"Unfortunately, many people contact me when they are on the verge of making an offer or about to sign a contract to purchase a home," Grabel said. "The best piece of advice I can give is to find a mortgage professional you feel comfortable with and start the process early."
They're not lying about their income, but ...
... they're not right about it, either. Faramarz Moeen-Ziai senior vice president of national sales and production for San Ramon, California-based Commerce Home Mortgage, says that some applicants think they make more qualifying income than they actually do.
The key word there is "qualifying."
Borrowers might have received a big bonus at the end of the year.
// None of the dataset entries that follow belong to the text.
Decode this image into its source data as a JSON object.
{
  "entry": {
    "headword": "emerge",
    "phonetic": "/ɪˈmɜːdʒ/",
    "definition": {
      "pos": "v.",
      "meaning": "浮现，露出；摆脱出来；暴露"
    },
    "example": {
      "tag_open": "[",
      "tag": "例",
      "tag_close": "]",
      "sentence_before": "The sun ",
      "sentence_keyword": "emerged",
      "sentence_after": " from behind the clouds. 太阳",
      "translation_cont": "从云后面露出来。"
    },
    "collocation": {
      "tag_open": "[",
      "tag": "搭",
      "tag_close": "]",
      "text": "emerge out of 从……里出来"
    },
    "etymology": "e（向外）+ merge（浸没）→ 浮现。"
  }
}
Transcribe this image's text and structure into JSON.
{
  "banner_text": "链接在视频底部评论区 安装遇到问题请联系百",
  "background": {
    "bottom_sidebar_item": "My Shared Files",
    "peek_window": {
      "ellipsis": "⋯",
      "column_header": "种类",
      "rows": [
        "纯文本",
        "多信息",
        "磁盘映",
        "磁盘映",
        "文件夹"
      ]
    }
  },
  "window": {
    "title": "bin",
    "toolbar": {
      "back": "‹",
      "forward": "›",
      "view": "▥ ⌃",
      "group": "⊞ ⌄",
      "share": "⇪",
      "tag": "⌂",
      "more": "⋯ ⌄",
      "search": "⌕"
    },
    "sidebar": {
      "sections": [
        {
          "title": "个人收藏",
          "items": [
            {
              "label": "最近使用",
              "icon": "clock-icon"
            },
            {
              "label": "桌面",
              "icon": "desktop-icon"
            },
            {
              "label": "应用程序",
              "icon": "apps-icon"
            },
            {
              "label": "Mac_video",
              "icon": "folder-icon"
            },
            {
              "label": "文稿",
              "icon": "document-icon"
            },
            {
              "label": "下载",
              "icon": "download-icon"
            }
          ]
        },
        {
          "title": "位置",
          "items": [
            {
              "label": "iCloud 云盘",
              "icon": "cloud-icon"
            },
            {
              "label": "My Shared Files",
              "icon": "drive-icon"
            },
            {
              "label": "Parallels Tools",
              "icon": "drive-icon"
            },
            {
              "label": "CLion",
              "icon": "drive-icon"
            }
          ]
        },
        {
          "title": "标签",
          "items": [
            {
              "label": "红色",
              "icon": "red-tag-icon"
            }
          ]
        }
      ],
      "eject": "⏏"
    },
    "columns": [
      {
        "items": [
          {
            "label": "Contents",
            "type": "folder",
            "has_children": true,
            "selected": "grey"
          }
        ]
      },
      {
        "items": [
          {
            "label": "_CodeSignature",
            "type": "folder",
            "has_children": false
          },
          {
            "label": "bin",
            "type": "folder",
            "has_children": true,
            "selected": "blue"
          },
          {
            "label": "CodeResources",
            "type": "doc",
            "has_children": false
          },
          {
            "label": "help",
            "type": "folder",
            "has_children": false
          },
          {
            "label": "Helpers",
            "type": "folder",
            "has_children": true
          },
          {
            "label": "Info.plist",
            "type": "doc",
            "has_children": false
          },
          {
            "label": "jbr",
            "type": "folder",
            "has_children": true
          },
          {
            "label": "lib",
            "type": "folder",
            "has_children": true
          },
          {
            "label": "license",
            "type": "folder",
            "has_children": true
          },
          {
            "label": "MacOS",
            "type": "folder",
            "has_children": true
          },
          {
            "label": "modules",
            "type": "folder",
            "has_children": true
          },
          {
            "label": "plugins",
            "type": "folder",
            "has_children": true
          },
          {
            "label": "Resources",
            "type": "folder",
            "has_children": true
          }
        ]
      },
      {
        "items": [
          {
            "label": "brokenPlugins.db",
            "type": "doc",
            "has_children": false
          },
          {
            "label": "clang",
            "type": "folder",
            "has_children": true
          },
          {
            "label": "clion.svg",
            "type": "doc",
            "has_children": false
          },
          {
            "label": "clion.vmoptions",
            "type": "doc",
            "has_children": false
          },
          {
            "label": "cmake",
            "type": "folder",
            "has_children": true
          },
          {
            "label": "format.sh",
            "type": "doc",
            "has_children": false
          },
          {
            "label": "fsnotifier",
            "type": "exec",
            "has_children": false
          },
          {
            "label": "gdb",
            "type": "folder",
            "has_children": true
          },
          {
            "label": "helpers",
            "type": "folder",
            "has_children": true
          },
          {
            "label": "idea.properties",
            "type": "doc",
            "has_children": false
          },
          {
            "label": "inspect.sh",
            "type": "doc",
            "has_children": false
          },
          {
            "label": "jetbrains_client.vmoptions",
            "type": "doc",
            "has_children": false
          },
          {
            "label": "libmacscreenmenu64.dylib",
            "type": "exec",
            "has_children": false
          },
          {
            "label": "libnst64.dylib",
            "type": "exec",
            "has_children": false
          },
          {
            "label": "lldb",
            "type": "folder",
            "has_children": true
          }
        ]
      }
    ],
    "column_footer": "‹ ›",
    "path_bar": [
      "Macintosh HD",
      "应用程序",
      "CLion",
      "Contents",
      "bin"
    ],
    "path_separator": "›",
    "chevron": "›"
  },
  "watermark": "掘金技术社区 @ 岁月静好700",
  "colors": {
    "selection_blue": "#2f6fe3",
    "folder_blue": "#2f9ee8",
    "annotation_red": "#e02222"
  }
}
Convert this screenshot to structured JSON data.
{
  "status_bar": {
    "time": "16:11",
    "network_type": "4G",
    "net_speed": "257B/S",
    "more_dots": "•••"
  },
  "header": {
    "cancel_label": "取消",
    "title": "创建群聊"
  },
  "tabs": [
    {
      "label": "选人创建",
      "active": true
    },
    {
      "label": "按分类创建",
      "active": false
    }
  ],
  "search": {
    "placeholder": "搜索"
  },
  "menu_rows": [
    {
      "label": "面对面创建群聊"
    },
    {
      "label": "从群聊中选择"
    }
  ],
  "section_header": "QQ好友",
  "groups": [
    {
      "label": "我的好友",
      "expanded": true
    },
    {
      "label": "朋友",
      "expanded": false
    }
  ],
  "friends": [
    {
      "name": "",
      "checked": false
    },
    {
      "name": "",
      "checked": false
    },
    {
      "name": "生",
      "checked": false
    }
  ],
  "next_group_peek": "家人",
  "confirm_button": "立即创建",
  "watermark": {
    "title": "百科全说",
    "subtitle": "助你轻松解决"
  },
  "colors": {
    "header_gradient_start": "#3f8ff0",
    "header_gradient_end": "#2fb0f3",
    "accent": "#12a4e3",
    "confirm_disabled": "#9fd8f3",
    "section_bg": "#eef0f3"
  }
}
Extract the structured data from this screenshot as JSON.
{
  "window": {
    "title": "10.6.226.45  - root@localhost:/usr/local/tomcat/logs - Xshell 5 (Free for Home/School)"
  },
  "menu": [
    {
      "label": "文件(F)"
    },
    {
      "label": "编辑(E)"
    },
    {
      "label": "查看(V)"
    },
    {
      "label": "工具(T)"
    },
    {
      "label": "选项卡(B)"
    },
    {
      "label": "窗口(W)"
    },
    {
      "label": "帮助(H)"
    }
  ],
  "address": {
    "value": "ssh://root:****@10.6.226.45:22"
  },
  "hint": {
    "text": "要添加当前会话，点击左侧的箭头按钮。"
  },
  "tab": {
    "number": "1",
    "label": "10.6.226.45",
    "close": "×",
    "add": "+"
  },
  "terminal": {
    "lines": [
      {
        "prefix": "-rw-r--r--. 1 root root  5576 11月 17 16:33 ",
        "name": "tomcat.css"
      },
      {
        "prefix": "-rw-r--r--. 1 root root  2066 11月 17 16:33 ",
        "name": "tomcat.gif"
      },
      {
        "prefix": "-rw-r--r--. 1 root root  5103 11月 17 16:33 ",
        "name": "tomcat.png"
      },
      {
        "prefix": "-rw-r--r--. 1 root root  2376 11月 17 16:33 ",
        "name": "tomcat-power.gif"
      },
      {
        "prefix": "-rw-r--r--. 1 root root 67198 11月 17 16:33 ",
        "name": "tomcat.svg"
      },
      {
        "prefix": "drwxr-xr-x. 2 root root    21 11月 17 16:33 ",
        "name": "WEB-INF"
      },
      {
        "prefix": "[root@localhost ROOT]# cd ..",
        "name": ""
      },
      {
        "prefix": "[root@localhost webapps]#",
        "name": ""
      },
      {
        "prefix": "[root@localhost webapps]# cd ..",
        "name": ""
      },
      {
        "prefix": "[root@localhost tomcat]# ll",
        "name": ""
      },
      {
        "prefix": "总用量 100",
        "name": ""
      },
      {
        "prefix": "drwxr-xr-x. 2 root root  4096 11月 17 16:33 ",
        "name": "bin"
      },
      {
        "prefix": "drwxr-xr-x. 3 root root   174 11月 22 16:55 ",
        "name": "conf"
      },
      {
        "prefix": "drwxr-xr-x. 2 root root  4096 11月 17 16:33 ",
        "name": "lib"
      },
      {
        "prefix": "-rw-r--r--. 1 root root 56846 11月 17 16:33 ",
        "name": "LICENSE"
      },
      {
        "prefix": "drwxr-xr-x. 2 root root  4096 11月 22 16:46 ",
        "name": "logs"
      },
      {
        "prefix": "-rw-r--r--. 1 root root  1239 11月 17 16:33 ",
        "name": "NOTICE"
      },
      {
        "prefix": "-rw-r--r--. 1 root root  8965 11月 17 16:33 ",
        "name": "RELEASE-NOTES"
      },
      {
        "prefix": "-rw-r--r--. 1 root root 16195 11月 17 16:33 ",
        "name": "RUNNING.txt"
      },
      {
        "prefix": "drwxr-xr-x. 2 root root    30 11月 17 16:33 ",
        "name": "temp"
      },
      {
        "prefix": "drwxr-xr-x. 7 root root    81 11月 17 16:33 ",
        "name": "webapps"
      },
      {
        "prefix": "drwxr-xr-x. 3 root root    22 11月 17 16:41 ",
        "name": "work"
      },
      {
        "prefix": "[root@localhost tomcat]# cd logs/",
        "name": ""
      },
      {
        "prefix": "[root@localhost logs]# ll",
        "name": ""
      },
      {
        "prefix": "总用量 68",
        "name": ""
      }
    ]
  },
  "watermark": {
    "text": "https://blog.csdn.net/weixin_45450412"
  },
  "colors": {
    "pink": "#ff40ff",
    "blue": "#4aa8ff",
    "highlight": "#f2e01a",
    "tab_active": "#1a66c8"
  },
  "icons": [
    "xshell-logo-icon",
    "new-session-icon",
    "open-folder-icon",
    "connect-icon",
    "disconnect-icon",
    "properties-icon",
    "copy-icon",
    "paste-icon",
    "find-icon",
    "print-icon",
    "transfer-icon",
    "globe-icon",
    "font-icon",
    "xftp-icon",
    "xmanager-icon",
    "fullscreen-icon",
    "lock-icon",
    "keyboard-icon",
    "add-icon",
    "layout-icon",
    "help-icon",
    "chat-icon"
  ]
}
They want to count that bonus as part of their regular income. But there's a problem: Lenders have to follow specific rules when it comes to bonuses. They can't count bonus income unless applicants have received that bonus for at least two years. Lenders then take a two-year average of the bonus. That two-year average is the actual dollar amount that lenders will consider when determining applicants' annual income.
"You have to think about your income as an underwriter does," Moeen-Ziai said. "Don't think of it the way the rest of the real world does."
They inadvertently damage their credit score
Lenders pay close attention to your three-digit credit score. It tells them how likely you are to pay your bills on time. If your score is too low, you'll have to pay a higher interest rate. And if it's especially low -- say under 640 -- you might struggle to find a lender to loan you mortgage money.
David Reis, research director for the Center for Urban Entrepreneurship at Brooklyn Law School in Brooklyn, New York, says that many borrowers damage their credit scores during the application process without even realizing it.
Here's an example: Reis says he was speaking with a mortgage banker recently who told him of a client whose credit score dropped 100 points because of an unpaid debt of $4 to a retailer. The consumer wasn't even aware of this debt, Reis said. But because of that $4, he had to pay a higher interest rate on his mortgage, a mistake that might cost him thousands of dollars over the life of his loan.
"Many people don't realize how easily their credit score can change," Reis said. "It is worth checking your credit score as soon as you think you may be applying for a new mortgage or refinancing an existing one."
They change jobs
It can take a month or longer to close your mortgage loan. During this time, you might be tempted to jump to a new job. Be careful. Doing this might hurt your chances of closing that loan.
Moeen-Ziai says that most consumers move to a new job because it'll pay more. They think that the higher income they receive will make them more attractive borrowers. But lenders like to see stability, too. It's why they prefer to work with borrowers who have held the same job -- or at least who have worked at the same company -- for at least two years. The reason? Lenders think you are less likely to lose your job if you've held it for a significant period of time.
Moving to a new job during the application process or immediately before you apply for a loan could hurt your chances to qualify, Moeen-Ziai said.
"And the real deal killer? If you go self-employed," Moeen-Ziai said.
Lenders want to see two years' worth of steady self-employment income before they'll loan you mortgage money, Moeen-Ziai said. Going the self-employed route right before you apply for a mortgage -- or during the underwriting process -- could scuttle your chances of qualifying.
Want to close your loan quickly? Malcolm Hollensteiner, director of retail lending sales at TD Bank in Washington D.C., says that consumers who quickly provide the information their lender asks for without embellishment will boost their odds of a stress-free closing.
"We urge customers not to paint a picture that is not realistic," Hollensteiner said. "Today, everyone in the mortgage industry is focused on sustainable homeownership. This means that there is a healthy degree of reality involved in the lending process."